Tools like Canva, Adobe Express, and even good ol’ PowerPoint make it extremely simple to rapidly create good trying graphs. But as Randy Krum factors out in his e book, Cool Infographics, a graphic that appears good is not essentially graphic. In reality, many instances a graphic is made to look good in an effort to distract from the actuality of the info offered inside it. That’s some extent that’s made in just a few methods in a TED-Ed lesson titled How to Spot a Misleading Graph.
By watching How to Spot a Misleading Graph college students can study 3 ways wherein graphs could be deceptive. Those methods are distorting the scale of the graph, manipulating the X or Y axis of a graph, and cherry-picking or not offering context for information in a graph. The whole lesson can be found here and the video is embedded under.
Applications for Education

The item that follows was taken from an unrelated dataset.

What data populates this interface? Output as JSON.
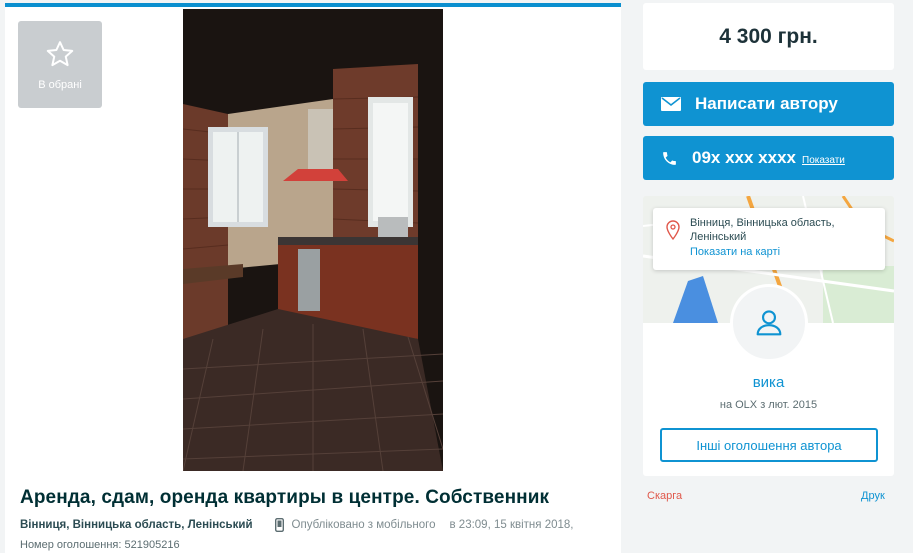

This video may make an excellent addition to your checklist of sources for instructing college students be savvy media customers. After watching the video I’d have college students do two issues. First, I’d have them look by way of just a few newspapers or journals (on-line or bodily) to attempt to discover some graphs that use one among the deceptive methods taught in the TED-Ed lesson. Second, I’d present college students with some datasets to attempt their fingers at creating correct graphs in addition to barely deceptive graphs.